**Task to complete:**
Every line of the following records that includes "JSON" should be copied.

Items listed in a dataset
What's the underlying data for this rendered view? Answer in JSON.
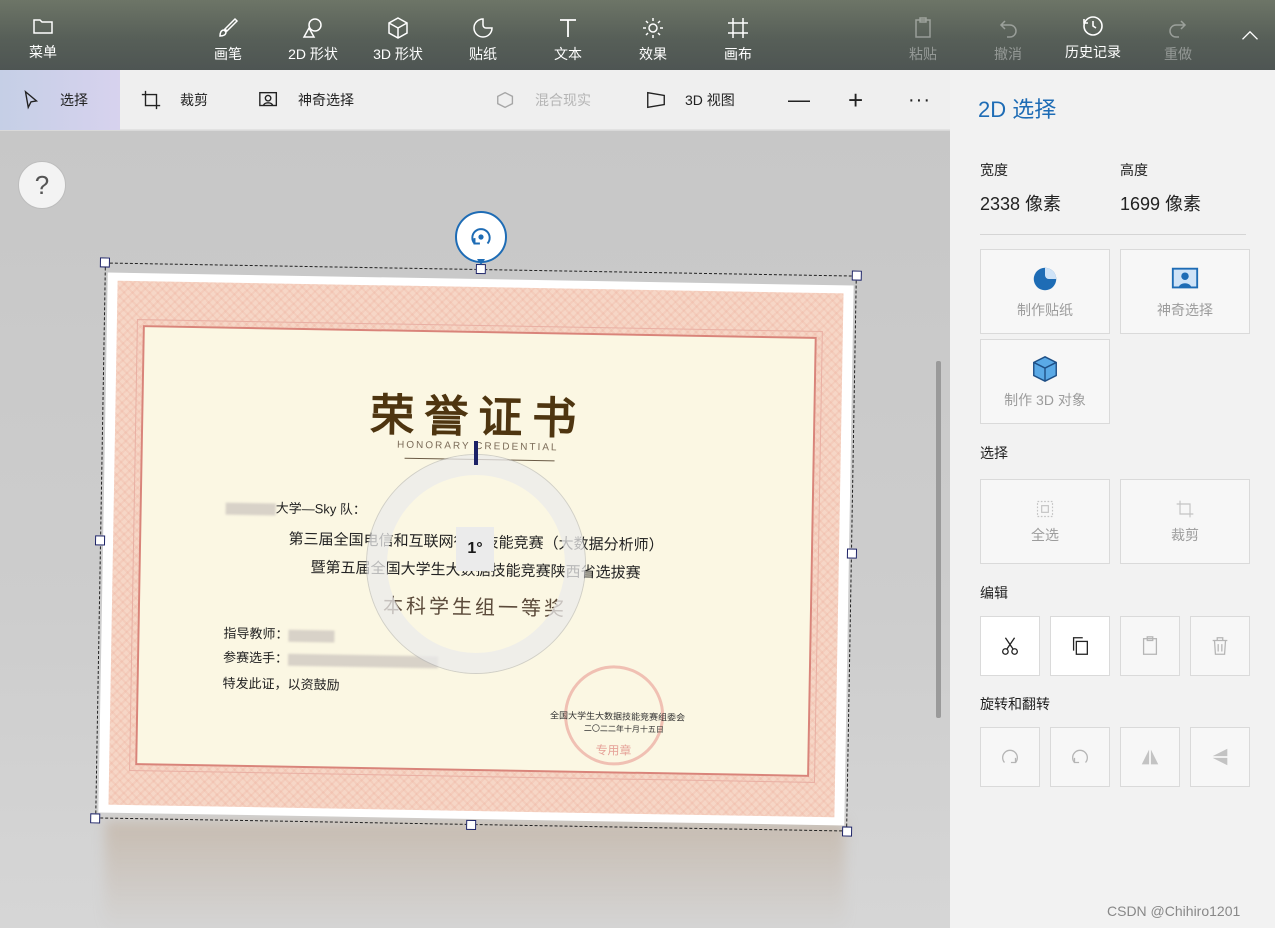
{
  "toolbar": {
    "menu": "菜单",
    "brush": "画笔",
    "shapes_2d": "2D 形状",
    "shapes_3d": "3D 形状",
    "sticker": "贴纸",
    "text": "文本",
    "effects": "效果",
    "canvas": "画布",
    "paste": "粘贴",
    "undo": "撤消",
    "history": "历史记录",
    "redo": "重做"
  },
  "subbar": {
    "select": "选择",
    "crop": "裁剪",
    "magic_select": "神奇选择",
    "mixed_reality": "混合现实",
    "view_3d": "3D 视图",
    "minus": "—",
    "plus": "+",
    "more": "···"
  },
  "canvas": {
    "help": "?",
    "rotation_readout": "1°",
    "rotation_degrees": 1
  },
  "certificate": {
    "title": "荣誉证书",
    "subtitle": "HONORARY CREDENTIAL",
    "team_suffix": "大学—Sky 队：",
    "line1": "第三届全国电信和互联网行业技能竞赛（大数据分析师）",
    "line2": "暨第五届全国大学生大数据技能竞赛陕西省选拔赛",
    "award": "本科学生组一等奖",
    "advisor_label": "指导教师：",
    "players_label": "参赛选手：",
    "closing": "特发此证，以资鼓励",
    "issuer": "全国大学生大数据技能竞赛组委会",
    "date": "二〇二二年十月十五日",
    "seal_text": "专用章"
  },
  "panel": {
    "title": "2D 选择",
    "width_label": "宽度",
    "width_value": "2338 像素",
    "height_label": "高度",
    "height_value": "1699 像素",
    "make_sticker": "制作贴纸",
    "magic_select": "神奇选择",
    "make_3d": "制作 3D 对象",
    "select_section": "选择",
    "select_all": "全选",
    "crop": "裁剪",
    "edit_section": "编辑",
    "rotate_flip_section": "旋转和翻转"
  },
  "watermark": "CSDN @Chihiro1201",
  "colors": {
    "accent": "#1e6cb5",
    "toolbar_bg": "#5a625b",
    "panel_bg": "#f2f2f2"
  }
}
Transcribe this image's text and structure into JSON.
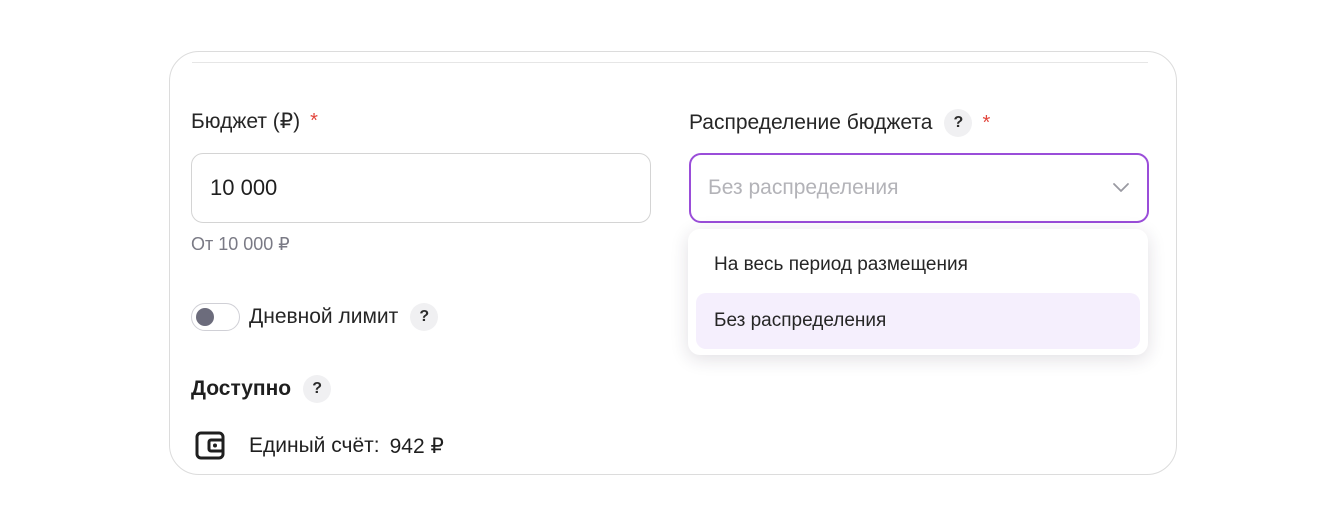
{
  "budget": {
    "label": "Бюджет (₽)",
    "required_mark": "*",
    "value": "10 000",
    "hint": "От 10 000 ₽"
  },
  "daily_limit": {
    "label": "Дневной лимит",
    "help": "?",
    "enabled": false
  },
  "available": {
    "title": "Доступно",
    "help": "?",
    "account_label": "Единый счёт:",
    "account_value": "942 ₽",
    "icon": "wallet-icon"
  },
  "distribution": {
    "label": "Распределение бюджета",
    "help": "?",
    "required_mark": "*",
    "placeholder": "Без распределения",
    "options": [
      {
        "label": "На весь период размещения"
      },
      {
        "label": "Без распределения"
      }
    ]
  },
  "colors": {
    "accent": "#9a4dd9",
    "required": "#e2453c",
    "option_highlight": "#f5effd"
  }
}
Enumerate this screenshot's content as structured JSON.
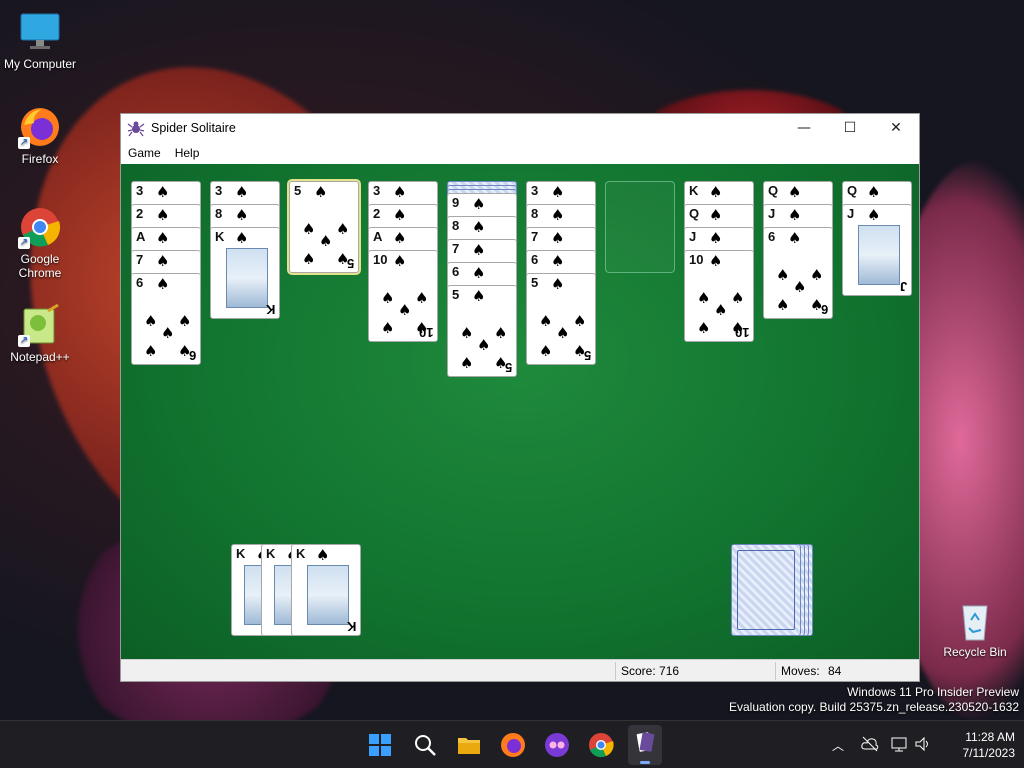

**Result of this task:**
What's the underlying data for this rendered view? Answer in JSON.
Transcribe this image's text and structure into JSON.
Enumerate this screenshot's content as structured JSON.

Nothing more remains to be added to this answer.